We covered some of the Ulduar changes, which were announced separately this evening. Apparently Blizzard felt them important enough to mix them in with these other changes as well.
Chief amongst the changes is that the Tier 8 4 piece set bonus for Druids now works. I don't honestly know anyone that has ran into this yet, but I'm sure there's a few folks out there with four pieces of Tier 8 already.
The entire list of changes after the break.
- The NPCs just inside the front entrance of Ulduar (like a repair ogre) should no longer despawn.
- The Druid Tier 8 Nightsong Battlegear 4 piece bonus should now properly extend the length of Savage Roar.
- The Auriaya encounter has received the following changes: The range of Savage Pounce has been slightly reduced, the impact and periodic damage has been reduced in Heroic difficulty, the Guardian Swarm ability now summons 10 Swarming Guardians instead of 25 but their individual damage has been increased.
- The reflected damage done by Elder Stonebark with his Petrified Bark ability has been significantly reduced.
- In the Hodir encounter, the time to complete the hard mode has been increased to 3 minutes. (This will be applied during maintenance beginning with North America on Tuesday May 5.)
- The health of the Heart of the Deconstructor in the XT-002 Deconstructor encounter has been reduced.
- In the Thorim encounter, the Iron Ring Guard's Whirling Trip ability will now only hit the tank.
- In the Assembly of Iron encounter, the duration of Overwhelming Power has been increased to 30 seconds in heroic mode and the amount of healing that Steelbreaker receives from Electrical Charge has been reduced to 20% of his max health.
- The first pack of trash mobs in the Conservatory of Life has been removed, one of the trash packs in the General Vezax room has been removed, all of the humanoids in General Vezax's room are no longer immune to stuns, the Faceless Horrors will only go immune and summon Void Beasts once instead of 3 times, and the damage done when a Clockwork Sapper explodes has been significantly reduced.
Labels: World of Warcraft News
Ulduar nerfs continue, tonight being called "tuning tweaks" - but nerfs they are, at least the vast majority of them.
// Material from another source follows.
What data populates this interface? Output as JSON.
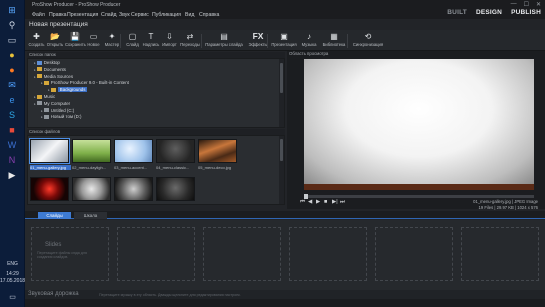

Several hard modes have been made easier (XT-002, Assembly of Iron, and Hodir). I'm told that the change to Hodir-hard is particularly significant - the timer on the hard mode was increased from 2 minutes to 3 minutes, which means this encounter might actually be possible on 25-man now. The Hodir change will not go live until maintenance.
There were also normal-mode tweaks to Auriya, Thorim, and Freya, and some of the trash (Conservatory, Vezax, Sappers) was beat up a little bit. The Ulduar nerf parade may have slowed down over the weekend, but it's back in force for Monday. I'm starting to feel a little sorry for all the bosses, seeing their power slowly drained away.